Work request: The answer must consist of each line below that contains the word "natural", copied in full.
[Opening Source data section]
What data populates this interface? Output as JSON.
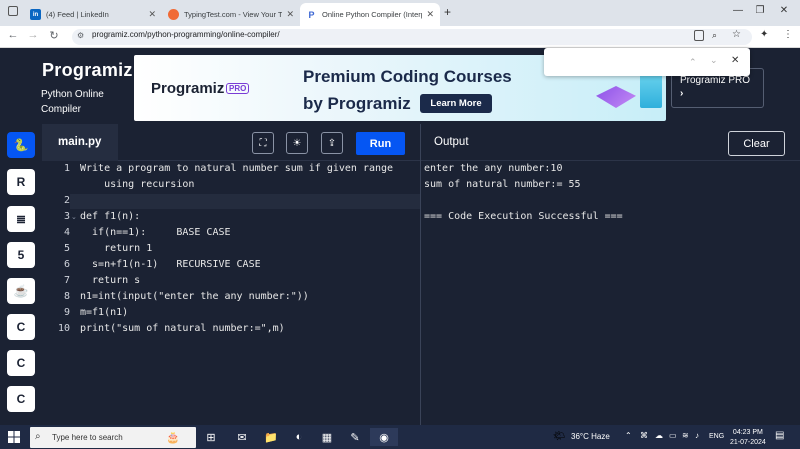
{
  "browser": {
    "tabs": [
      {
        "title": "(4) Feed | LinkedIn",
        "icon": "linkedin-icon"
      },
      {
        "title": "TypingTest.com - View Your Typ",
        "icon": "typingtest-icon"
      },
      {
        "title": "Online Python Compiler (Interp",
        "icon": "programiz-icon",
        "active": true
      }
    ],
    "new_tab": "+",
    "url": "programiz.com/python-programming/online-compiler/"
  },
  "site": {
    "logo": "Programiz",
    "subtitle": "Python Online Compiler",
    "ad": {
      "logo": "Programiz",
      "pro_badge": "PRO",
      "line1": "Premium Coding Courses",
      "line2": "by Programiz",
      "cta": "Learn More"
    },
    "pro_panel": "Programiz PRO",
    "pro_arrow": "›"
  },
  "editor": {
    "filename": "main.py",
    "run_label": "Run",
    "lines": [
      {
        "n": "1",
        "code": "Write a program to natural number sum if given range"
      },
      {
        "n": "",
        "code": "    using recursion"
      },
      {
        "n": "2",
        "code": ""
      },
      {
        "n": "3",
        "code": "def f1(n):"
      },
      {
        "n": "4",
        "code": "  if(n==1):     BASE CASE"
      },
      {
        "n": "5",
        "code": "    return 1"
      },
      {
        "n": "6",
        "code": "  s=n+f1(n-1)   RECURSIVE CASE"
      },
      {
        "n": "7",
        "code": "  return s"
      },
      {
        "n": "8",
        "code": "n1=int(input(\"enter the any number:\"))"
      },
      {
        "n": "9",
        "code": "m=f1(n1)"
      },
      {
        "n": "10",
        "code": "print(\"sum of natural number:=\",m)"
      }
    ]
  },
  "output": {
    "label": "Output",
    "clear_label": "Clear",
    "lines": [
      "enter the any number:10",
      "sum of natural number:= 55",
      "",
      "=== Code Execution Successful ==="
    ]
  },
  "taskbar": {
    "search_placeholder": "Type here to search",
    "weather": "36°C  Haze",
    "lang": "ENG",
    "time": "04:23 PM",
    "date": "21-07-2024"
  }
}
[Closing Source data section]
Output of the task:
        "code": "Write a program to natural number sum if given range"
        "code": "print(\"sum of natural number:=\",m)"
      "sum of natural number:= 55",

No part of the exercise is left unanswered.